_Input records_
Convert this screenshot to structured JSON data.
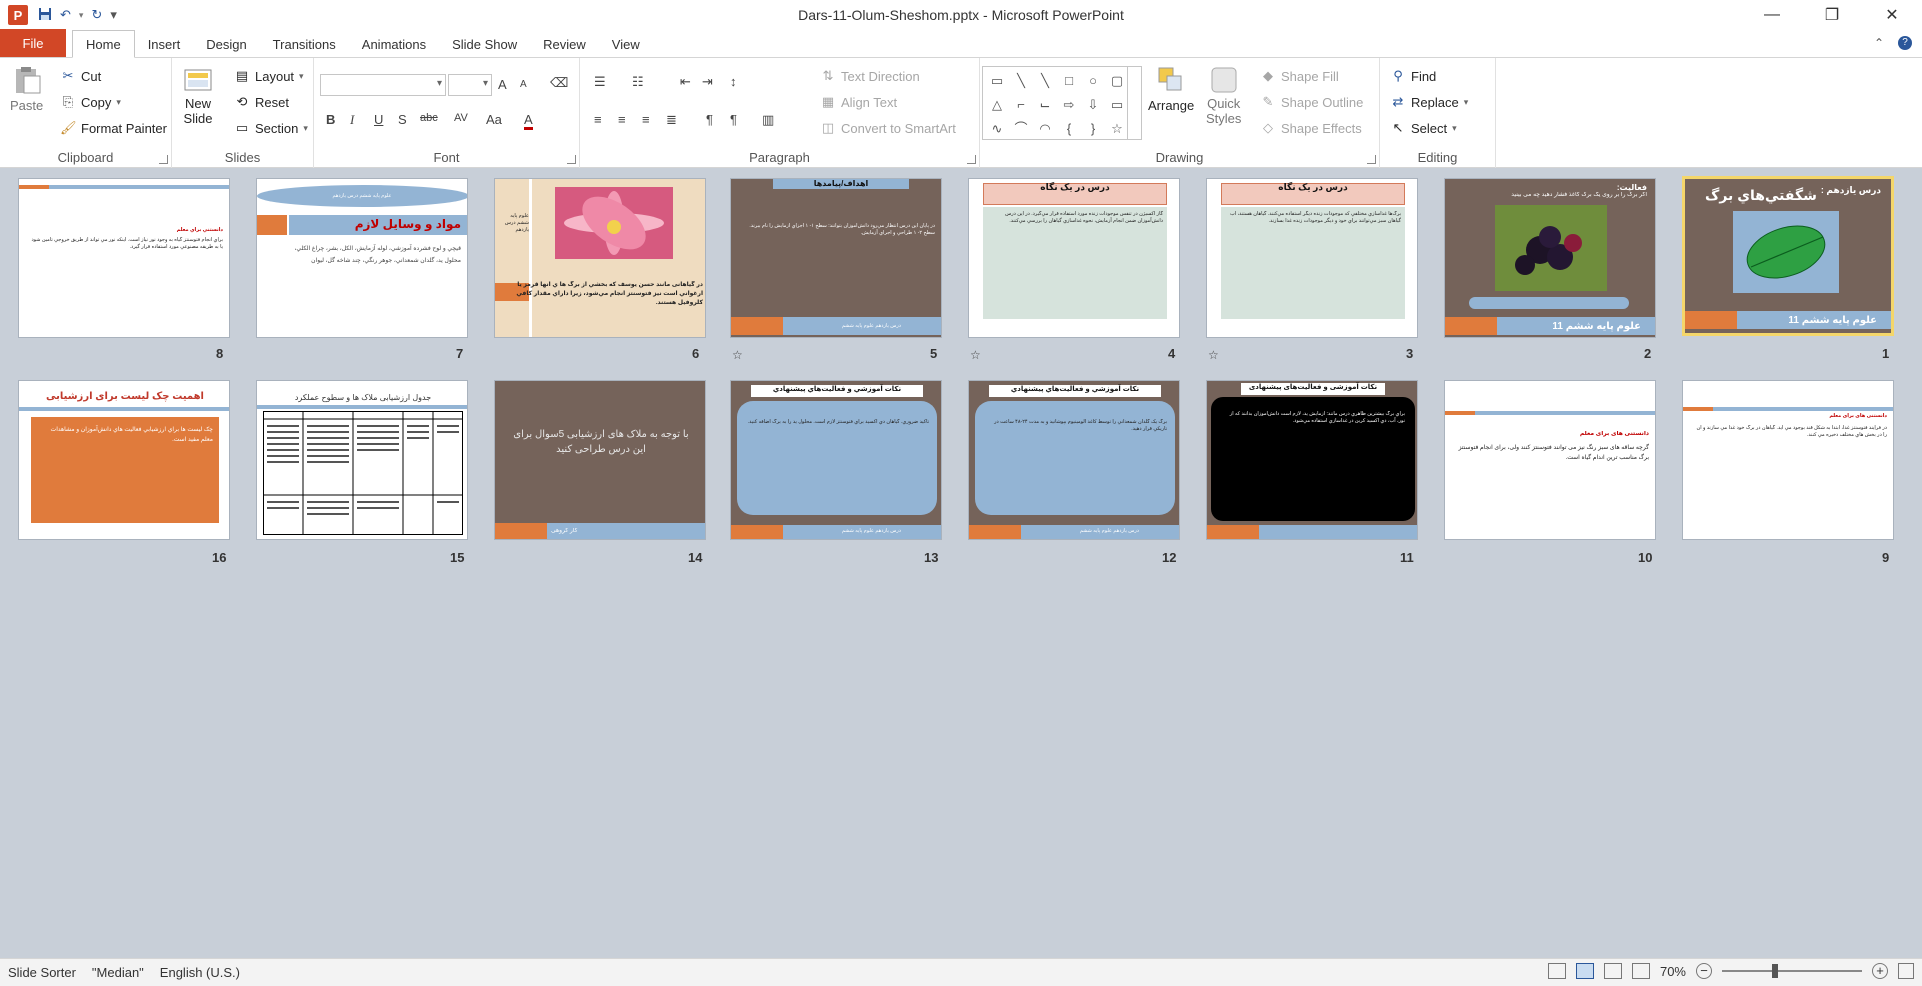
{
  "window": {
    "title": "Dars-11-Olum-Sheshom.pptx - Microsoft PowerPoint",
    "app_letter": "P",
    "controls": [
      "—",
      "❐",
      "✕"
    ]
  },
  "qat": {
    "save": "save-icon",
    "undo": "undo-icon",
    "redo": "redo-icon",
    "customize": "▾"
  },
  "tabs": [
    {
      "label": "File"
    },
    {
      "label": "Home"
    },
    {
      "label": "Insert"
    },
    {
      "label": "Design"
    },
    {
      "label": "Transitions"
    },
    {
      "label": "Animations"
    },
    {
      "label": "Slide Show"
    },
    {
      "label": "Review"
    },
    {
      "label": "View"
    }
  ],
  "ribbon": {
    "clipboard": {
      "label": "Clipboard",
      "paste": "Paste",
      "cut": "Cut",
      "copy": "Copy",
      "format_painter": "Format Painter"
    },
    "slides": {
      "label": "Slides",
      "new_slide_1": "New",
      "new_slide_2": "Slide",
      "layout": "Layout",
      "reset": "Reset",
      "section": "Section"
    },
    "font": {
      "label": "Font",
      "bold": "B",
      "italic": "I",
      "underline": "U",
      "shadow": "S",
      "strike": "abc",
      "spacing": "AV",
      "case": "Aa",
      "color": "A",
      "grow": "A",
      "shrink": "A"
    },
    "paragraph": {
      "label": "Paragraph",
      "text_direction": "Text Direction",
      "align_text": "Align Text",
      "convert_smartart": "Convert to SmartArt"
    },
    "drawing": {
      "label": "Drawing",
      "arrange": "Arrange",
      "quick_styles_1": "Quick",
      "quick_styles_2": "Styles",
      "shape_fill": "Shape Fill",
      "shape_outline": "Shape Outline",
      "shape_effects": "Shape Effects"
    },
    "editing": {
      "label": "Editing",
      "find": "Find",
      "replace": "Replace",
      "select": "Select"
    }
  },
  "slides": [
    {
      "n": "1",
      "title": "شگفتي‌هاي برگ",
      "subtitle": "درس يازدهم :",
      "footer": "علوم پايه ششم     11"
    },
    {
      "n": "2",
      "title": "فعاليت:",
      "subtitle": "اگر برگ را بر روی یک برگ کاغذ فشار دهید چه می بینید",
      "footer": "علوم پايه ششم     11"
    },
    {
      "n": "3",
      "title": "درس در یک نگاه",
      "body": "برگ‌ها غذاسازي مختلفي که موجودات زنده ديگر استفاده مي‌کنند. گياهان هستند، آب گياهان سبز مي‌توانند براي خود و ديگر موجودات زنده غذا بسازند."
    },
    {
      "n": "4",
      "title": "درس در یک نگاه",
      "body": "گاز اکسيژن در تنفس موجودات زنده مورد استفاده قرار مي‌گيرد. در اين درس دانش‌آموزان ضمن انجام آزمايش، نحوه غذاسازي گياهان را بررسي مي‌کنند."
    },
    {
      "n": "5",
      "title": "اهداف/پیامدها",
      "body": "در پايان اين درس انتظار مي‌رود دانش‌آموزان بتوانند: سطح ۱- ۱ اجزاي آزمايش را نام ببرند. سطح ۲- ۱ طراحي و اجراي آزمايش.",
      "footer": "درس يازدهم  علوم پايه ششم"
    },
    {
      "n": "6",
      "title": "علوم پايه ششم درس يازدهم",
      "body": "در گیاهانی مانند حسن يوسف که بخشي از برگ ها ي آنها قرمز يا ارغواني است نيز فتوسنتز انجام مي‌شود، زيرا داراي مقدار کافي کلروفيل هستند."
    },
    {
      "n": "7",
      "title": "مواد و وسایل لازم",
      "subtitle": "علوم پايه ششم درس يازدهم",
      "body": "قيچي و لوح فشرده آموزشي، لوله آزمايش، الکل، بشر، چراغ الکلي، محلول يد، گلدان شمعداني، جوهر رنگي، چند شاخه گل، ليوان"
    },
    {
      "n": "8",
      "title": "دانستني براي معلم",
      "body": "براي انجام فتوسنتز گياه به وجود نور نياز است. اينكه نور مي تواند از طريق خروجي تامين شود يا به طريقه مصنوعي مورد استفاده قرار گيرد."
    },
    {
      "n": "9",
      "title": "دانستنی های برای معلم",
      "body": "در فرايند فتوسنتز غذا، ابتدا به شکل قند بوجود مي آيد. گياهان در برگ خود غذا مي سازند و آن را در بخش هاي مختلف ذخيره مي کنند."
    },
    {
      "n": "10",
      "title": "دانستنی های برای معلم",
      "body": "گرچه ساقه های سبز رنگ نیز می توانند فتوسنتز کنند ولی، برای انجام فتوسنتز برگ مناسب ترين اندام گياه است."
    },
    {
      "n": "11",
      "title": "نکات آموزشی و فعالیت‌های پیشنهادی",
      "body": "براي برگ بيشترين ظاهري درس مانند: آزمايش يد، لازم است دانش‌آموزان بدانند که از نور، آب، دي اکسيد کربن در غذاسازي استفاده مي‌شود."
    },
    {
      "n": "12",
      "title": "نکات آموزشي و فعاليت‌هاي پيشنهادي",
      "body": "برگ يک گلدان شمعداني را توسط کاغذ آلومينيوم بپوشانيد و به مدت ۲۴-۴۸ ساعت در تاريکي قرار دهيد.",
      "footer": "درس يازدهم  علوم پايه ششم"
    },
    {
      "n": "13",
      "title": "نکات آموزشي و فعاليت‌هاي پيشنهادي",
      "body": "تاکيد ضروري. گياهان دي اکسيد براي فتوسنتز لازم است. محلول يد را به برگ اضافه کنيد.",
      "footer": "درس يازدهم  علوم پايه ششم"
    },
    {
      "n": "14",
      "title": "با توجه به ملاک های ارزشیابی 5سوال برای این درس طراحی کنید",
      "footer": "کار گروهی"
    },
    {
      "n": "15",
      "title": "جدول ارزشیابی ملاک ها و سطوح عملکرد"
    },
    {
      "n": "16",
      "title": "اهمیت چک لیست برای ارزشیابی",
      "body": "چک ليست ها براي ارزشيابي فعاليت هاي دانش‌آموزان و مشاهدات معلم مفيد است."
    }
  ],
  "status": {
    "view": "Slide Sorter",
    "theme": "\"Median\"",
    "language": "English (U.S.)",
    "zoom": "70%",
    "zoom_fraction": 0.37
  },
  "colors": {
    "file_tab": "#d24726",
    "brown": "#75635a",
    "blue_band": "#93b4d4",
    "orange": "#e07b3c",
    "selected_border": "#f4d66a",
    "sorter_bg": "#c8cfd8"
  }
}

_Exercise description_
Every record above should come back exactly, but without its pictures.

_Task result_
Convert this screenshot to structured JSON data.
{
  "window": {
    "title": "Dars-11-Olum-Sheshom.pptx - Microsoft PowerPoint",
    "app_letter": "P",
    "controls": [
      "—",
      "❐",
      "✕"
    ]
  },
  "qat": {
    "save": "save-icon",
    "undo": "undo-icon",
    "redo": "redo-icon",
    "customize": "▾"
  },
  "tabs": [
    {
      "label": "File"
    },
    {
      "label": "Home"
    },
    {
      "label": "Insert"
    },
    {
      "label": "Design"
    },
    {
      "label": "Transitions"
    },
    {
      "label": "Animations"
    },
    {
      "label": "Slide Show"
    },
    {
      "label": "Review"
    },
    {
      "label": "View"
    }
  ],
  "ribbon": {
    "clipboard": {
      "label": "Clipboard",
      "paste": "Paste",
      "cut": "Cut",
      "copy": "Copy",
      "format_painter": "Format Painter"
    },
    "slides": {
      "label": "Slides",
      "new_slide_1": "New",
      "new_slide_2": "Slide",
      "layout": "Layout",
      "reset": "Reset",
      "section": "Section"
    },
    "font": {
      "label": "Font",
      "bold": "B",
      "italic": "I",
      "underline": "U",
      "shadow": "S",
      "strike": "abc",
      "spacing": "AV",
      "case": "Aa",
      "color": "A",
      "grow": "A",
      "shrink": "A"
    },
    "paragraph": {
      "label": "Paragraph",
      "text_direction": "Text Direction",
      "align_text": "Align Text",
      "convert_smartart": "Convert to SmartArt"
    },
    "drawing": {
      "label": "Drawing",
      "arrange": "Arrange",
      "quick_styles_1": "Quick",
      "quick_styles_2": "Styles",
      "shape_fill": "Shape Fill",
      "shape_outline": "Shape Outline",
      "shape_effects": "Shape Effects"
    },
    "editing": {
      "label": "Editing",
      "find": "Find",
      "replace": "Replace",
      "select": "Select"
    }
  },
  "slides": [
    {
      "n": "1",
      "title": "شگفتي‌هاي برگ",
      "subtitle": "درس يازدهم :",
      "footer": "علوم پايه ششم     11"
    },
    {
      "n": "2",
      "title": "فعاليت:",
      "subtitle": "اگر برگ را بر روی یک برگ کاغذ فشار دهید چه می بینید",
      "footer": "علوم پايه ششم     11"
    },
    {
      "n": "3",
      "title": "درس در یک نگاه",
      "body": "برگ‌ها غذاسازي مختلفي که موجودات زنده ديگر استفاده مي‌کنند. گياهان هستند، آب گياهان سبز مي‌توانند براي خود و ديگر موجودات زنده غذا بسازند."
    },
    {
      "n": "4",
      "title": "درس در یک نگاه",
      "body": "گاز اکسيژن در تنفس موجودات زنده مورد استفاده قرار مي‌گيرد. در اين درس دانش‌آموزان ضمن انجام آزمايش، نحوه غذاسازي گياهان را بررسي مي‌کنند."
    },
    {
      "n": "5",
      "title": "اهداف/پیامدها",
      "body": "در پايان اين درس انتظار مي‌رود دانش‌آموزان بتوانند: سطح ۱- ۱ اجزاي آزمايش را نام ببرند. سطح ۲- ۱ طراحي و اجراي آزمايش.",
      "footer": "درس يازدهم  علوم پايه ششم"
    },
    {
      "n": "6",
      "title": "علوم پايه ششم درس يازدهم",
      "body": "در گیاهانی مانند حسن يوسف که بخشي از برگ ها ي آنها قرمز يا ارغواني است نيز فتوسنتز انجام مي‌شود، زيرا داراي مقدار کافي کلروفيل هستند."
    },
    {
      "n": "7",
      "title": "مواد و وسایل لازم",
      "subtitle": "علوم پايه ششم درس يازدهم",
      "body": "قيچي و لوح فشرده آموزشي، لوله آزمايش، الکل، بشر، چراغ الکلي، محلول يد، گلدان شمعداني، جوهر رنگي، چند شاخه گل، ليوان"
    },
    {
      "n": "8",
      "title": "دانستني براي معلم",
      "body": "براي انجام فتوسنتز گياه به وجود نور نياز است. اينكه نور مي تواند از طريق خروجي تامين شود يا به طريقه مصنوعي مورد استفاده قرار گيرد."
    },
    {
      "n": "9",
      "title": "دانستنی های برای معلم",
      "body": "در فرايند فتوسنتز غذا، ابتدا به شکل قند بوجود مي آيد. گياهان در برگ خود غذا مي سازند و آن را در بخش هاي مختلف ذخيره مي کنند."
    },
    {
      "n": "10",
      "title": "دانستنی های برای معلم",
      "body": "گرچه ساقه های سبز رنگ نیز می توانند فتوسنتز کنند ولی، برای انجام فتوسنتز برگ مناسب ترين اندام گياه است."
    },
    {
      "n": "11",
      "title": "نکات آموزشی و فعالیت‌های پیشنهادی",
      "body": "براي برگ بيشترين ظاهري درس مانند: آزمايش يد، لازم است دانش‌آموزان بدانند که از نور، آب، دي اکسيد کربن در غذاسازي استفاده مي‌شود."
    },
    {
      "n": "12",
      "title": "نکات آموزشي و فعاليت‌هاي پيشنهادي",
      "body": "برگ يک گلدان شمعداني را توسط کاغذ آلومينيوم بپوشانيد و به مدت ۲۴-۴۸ ساعت در تاريکي قرار دهيد.",
      "footer": "درس يازدهم  علوم پايه ششم"
    },
    {
      "n": "13",
      "title": "نکات آموزشي و فعاليت‌هاي پيشنهادي",
      "body": "تاکيد ضروري. گياهان دي اکسيد براي فتوسنتز لازم است. محلول يد را به برگ اضافه کنيد.",
      "footer": "درس يازدهم  علوم پايه ششم"
    },
    {
      "n": "14",
      "title": "با توجه به ملاک های ارزشیابی 5سوال برای این درس طراحی کنید",
      "footer": "کار گروهی"
    },
    {
      "n": "15",
      "title": "جدول ارزشیابی ملاک ها و سطوح عملکرد"
    },
    {
      "n": "16",
      "title": "اهمیت چک لیست برای ارزشیابی",
      "body": "چک ليست ها براي ارزشيابي فعاليت هاي دانش‌آموزان و مشاهدات معلم مفيد است."
    }
  ],
  "status": {
    "view": "Slide Sorter",
    "theme": "\"Median\"",
    "language": "English (U.S.)",
    "zoom": "70%",
    "zoom_fraction": 0.37
  },
  "colors": {
    "file_tab": "#d24726",
    "brown": "#75635a",
    "blue_band": "#93b4d4",
    "orange": "#e07b3c",
    "selected_border": "#f4d66a",
    "sorter_bg": "#c8cfd8"
  }
}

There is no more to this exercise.